I don’t have a dog in this race

This nice, subtle malaphor was heard on Bill Simmons’ sports podcast.  Simmons was talking with another NFL commentator about how every off season different teams/franchises make terrible decisions related to overpaying quarterbacks in free agency (such as Case Keenum, Sam Bradford, Kirk Cousins signing w/the Broncos, Cardinals, Vikings respectively this week).  He’s a Patriots fan, so he concluded by saying he doesn’t “have a dog in this race” (doesn’t care about any of these teams or quarterbacks personally), but just thinks it’s maddening to see teams making the same mistakes year after year.  This is a congruent conflation of “don’t have a dog in the hunt” and “don’t have a horse in this race”, both meaning to not have a vested interest in something.  The speaker might be a fan of dog races, hence the mix up.  In any event, this is a classic malaphor.  Many thanks to Justin Taylor for hearing this one and passing it on.
Any vested interest in seeing more malaphors?  Check out my book, “He Smokes Like a Fish and other Malaphors”, available on Amazon today for a cheap $6.99.   Unless you don’t have a dog in this race…..

She can’t pull it through

This was overheard in a discussion about Tonya Harding and Nancy Kerrigan.  The speaker was saying that while Tonya may have known of the planned attack,  she didn’t think she could “pull it through”.  This is a mashup of “pull it off” and “go through with it”, both meaning to be able to accomplish something.  A big thanks to John Kooser who heard this one and passed it on.


The two hats should never cross

This one is from a tweet posted by Orlando Sentinel columnist Scott Maxwell.  A reader wrote to him:

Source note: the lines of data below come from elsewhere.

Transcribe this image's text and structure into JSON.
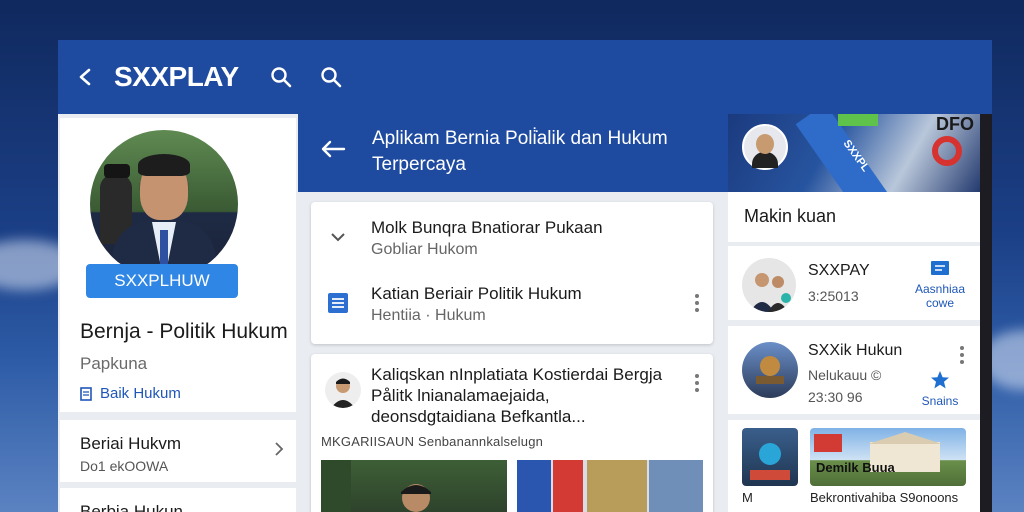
{
  "header": {
    "brand": "SXXPLAY"
  },
  "profile": {
    "name_badge": "SXXPLHUW",
    "title": "Bernja - Politik Hukum",
    "subtitle": "Papkuna",
    "link": "Baik Hukum"
  },
  "left_rows": [
    {
      "title": "Beriai Hukvm",
      "sub": "Do1 ekOOWA"
    },
    {
      "title": "Berbia Hukun",
      "sub": ""
    }
  ],
  "middle": {
    "header_title": "Aplikam Bernia Poli̇̇alik dan Hukum Terpercaya",
    "rows": [
      {
        "title": "Molk Bunqra Bnatiorar Pukaan",
        "sub": "Gobliar Hukom"
      },
      {
        "title": "Katian Beriair Politik Hukum",
        "sub": "Hentiia · Hukum"
      }
    ],
    "news": {
      "text": "Kaliqskan nInplatiata Kostierdai Bergja Pålitk lnianalamaejaida, deonsdgtaidiana Befkantla...",
      "meta": "MKGARIISAUN Senbanannkalselugn"
    }
  },
  "right": {
    "banner_brand": "DFO",
    "stripe_text": "SXXPL",
    "section_title": "Makin kuan",
    "items": [
      {
        "name": "SXXPAY",
        "time": "3:25013",
        "action": "Aasnhiaa cowe"
      },
      {
        "name": "SXXik Hukun",
        "time": "Nelukauu ©\n23:30 96",
        "action": "Snains"
      }
    ],
    "promo_caption_1": "M",
    "promo_caption_2": "Bekrontivahiba S9onoons",
    "promo_label": "Demilk Buua"
  },
  "colors": {
    "primary": "#1e4a9f",
    "accent": "#2f86e4",
    "link": "#1f57b8"
  }
}
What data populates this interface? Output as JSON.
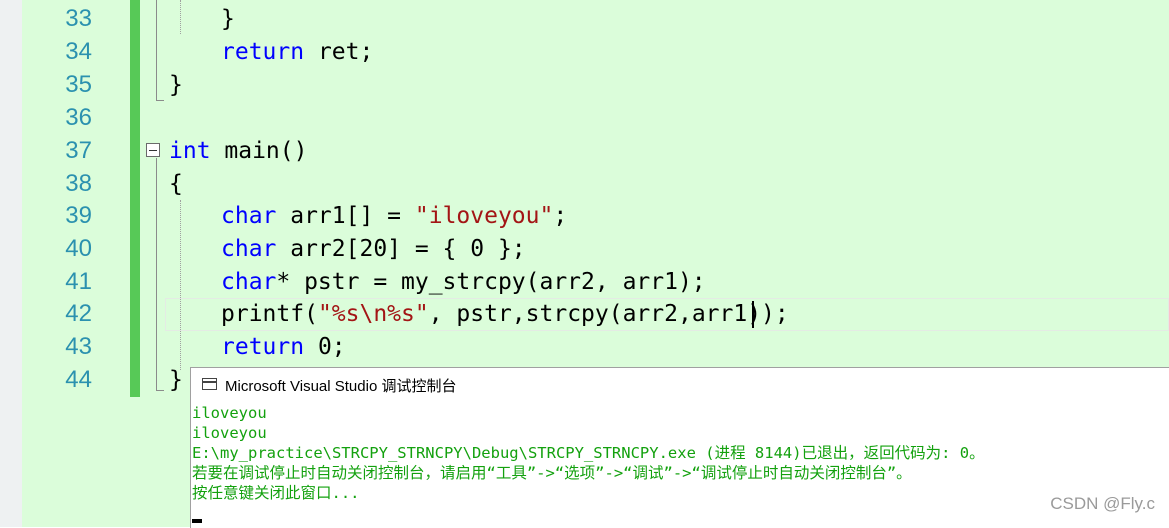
{
  "editor": {
    "lines": [
      {
        "num": "33",
        "code": [
          {
            "t": "}",
            "c": "plain"
          }
        ]
      },
      {
        "num": "34",
        "code": [
          {
            "t": "return",
            "c": "kw"
          },
          {
            "t": " ret;",
            "c": "plain"
          }
        ]
      },
      {
        "num": "35",
        "code": [
          {
            "t": "}",
            "c": "plain"
          }
        ]
      },
      {
        "num": "36",
        "code": []
      },
      {
        "num": "37",
        "code": [
          {
            "t": "int",
            "c": "kw"
          },
          {
            "t": " main()",
            "c": "plain"
          }
        ]
      },
      {
        "num": "38",
        "code": [
          {
            "t": "{",
            "c": "plain"
          }
        ]
      },
      {
        "num": "39",
        "code": [
          {
            "t": "char",
            "c": "kw"
          },
          {
            "t": " arr1[] = ",
            "c": "plain"
          },
          {
            "t": "\"iloveyou\"",
            "c": "str"
          },
          {
            "t": ";",
            "c": "plain"
          }
        ]
      },
      {
        "num": "40",
        "code": [
          {
            "t": "char",
            "c": "kw"
          },
          {
            "t": " arr2[20] = { 0 };",
            "c": "plain"
          }
        ]
      },
      {
        "num": "41",
        "code": [
          {
            "t": "char",
            "c": "kw"
          },
          {
            "t": "* pstr = my_strcpy(arr2, arr1);",
            "c": "plain"
          }
        ]
      },
      {
        "num": "42",
        "code": [
          {
            "t": "printf(",
            "c": "plain"
          },
          {
            "t": "\"%s\\n%s\"",
            "c": "str"
          },
          {
            "t": ", pstr,strcpy(arr2,arr1));",
            "c": "plain"
          }
        ]
      },
      {
        "num": "43",
        "code": [
          {
            "t": "return",
            "c": "kw"
          },
          {
            "t": " 0;",
            "c": "plain"
          }
        ]
      },
      {
        "num": "44",
        "code": [
          {
            "t": "}",
            "c": "plain"
          }
        ]
      }
    ]
  },
  "console": {
    "title": "Microsoft Visual Studio 调试控制台",
    "lines": [
      "iloveyou",
      "iloveyou",
      "E:\\my_practice\\STRCPY_STRNCPY\\Debug\\STRCPY_STRNCPY.exe (进程 8144)已退出，返回代码为: 0。",
      "若要在调试停止时自动关闭控制台，请启用“工具”->“选项”->“调试”->“调试停止时自动关闭控制台”。",
      "按任意键关闭此窗口..."
    ]
  },
  "watermark": "CSDN @Fly.c",
  "colors": {
    "editor_bg": "#dbfdda",
    "line_number": "#2b91af",
    "keyword": "#0000ff",
    "string": "#a31515",
    "change_bar": "#57c957",
    "console_text": "#13a10e"
  }
}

“Back when I was a pre-K teacher, I was also a responsible gun-owner. Never had a shooting, but if I had, I couldn’t have managed 20 kids AND a gun. The two hats should never cross.”

This is a mashup of “wearing two hats” (to hold or function in one position or role) and “crossing paths” (to meet someone by chance and not by choice).  A tip of the hat to Tom Justice for seeing this one and sending it in.


I put my motivation on the back seat

This jumble was spoken by someone who was relating that she had no been motivated in the past but was now ready to move forward.  It is a mashup of “on the back burner” (postponed or suspended) and “take a back seat” (occupy an inferior position; allow another to be in control).  Both idioms contain the word “back”, causing I suspect the confusion.  Not sure I have left my motivation on the back seat of the car, but certainly my wallet and sunglasses.  A big thanks to Lynn Hannula Johnson for hearing this one and sending it in.


Are you giving me a break?

Had to post this congruent conflation immediately, as it was said last night by former Trump aide Sam Nunberg on in an MSNBC interview.  Given the context, Nunberg mixed “give me a break”, and “are you kidding me?”, both scoffling retorts to something that seems unbelievable or ridiculous.“Are you giving me a break?” calls it a “Borat-esque phrase”, but you and I know it to be a beautifully constructed malaphor. 

A big thanks to Frank King for hearing this one and passing it on.

If you liked this jumble, take a break and pick up my book on malaphors, “He Smokes Like a Fish and other Malaphors”, available on Amazon!  Just click here:


Even the playing field

This subtle congruent conflation was uttered by Jenna Bush Hager on the Today show.  It is a mashup of “level the playing field” and “even the odds”, both meaning to make a situation or activity more fair and balanced.  This one is heard often, as the two expressions have the same meaning and contain words that are synonyms – even and level.  A big thanks to Frank King for hearing this one and sending it in.  Frank has the ears of a hawk when it comes to malaphors.  By the way, check out Frank’s website,


She’s the bread earner

The speaker was talking about a couple and their finances.  It is a nice congruent conflation of “breadwinner” and “wage earner”, both referring to the person whose earnings are the primary support for his/her dependents.  Of course, “bread” is slang for money, so bread earner makes a lot of sense (cents?) to me.  A big thanks to Elaine Hatfield for sharing this one.